#### WHAT YOU SHOULD DO:
Exact copies of all the entries are needed.

[[ DATA FOR THIS TASK open ]]

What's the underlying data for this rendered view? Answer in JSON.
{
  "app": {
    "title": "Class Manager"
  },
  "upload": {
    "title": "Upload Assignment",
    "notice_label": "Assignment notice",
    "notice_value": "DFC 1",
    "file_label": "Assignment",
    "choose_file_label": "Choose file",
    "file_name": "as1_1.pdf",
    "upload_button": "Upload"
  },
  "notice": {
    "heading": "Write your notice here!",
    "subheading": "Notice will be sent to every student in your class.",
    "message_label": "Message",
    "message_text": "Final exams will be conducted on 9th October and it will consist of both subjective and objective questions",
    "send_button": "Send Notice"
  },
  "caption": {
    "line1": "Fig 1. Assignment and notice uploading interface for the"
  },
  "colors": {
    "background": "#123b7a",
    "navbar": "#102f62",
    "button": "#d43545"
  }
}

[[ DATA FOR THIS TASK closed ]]

#### OUTPUT BELOW:
What's the underlying data for this rendered view? Answer in JSON.
{
  "app": {
    "title": "Class Manager"
  },
  "upload": {
    "title": "Upload Assignment",
    "notice_label": "Assignment notice",
    "notice_value": "DFC 1",
    "file_label": "Assignment",
    "choose_file_label": "Choose file",
    "file_name": "as1_1.pdf",
    "upload_button": "Upload"
  },
  "notice": {
    "heading": "Write your notice here!",
    "subheading": "Notice will be sent to every student in your class.",
    "message_label": "Message",
    "message_text": "Final exams will be conducted on 9th October and it will consist of both subjective and objective questions",
    "send_button": "Send Notice"
  },
  "caption": {
    "line1": "Fig 1. Assignment and notice uploading interface for the"
  },
  "colors": {
    "background": "#123b7a",
    "navbar": "#102f62",
    "button": "#d43545"
  }
}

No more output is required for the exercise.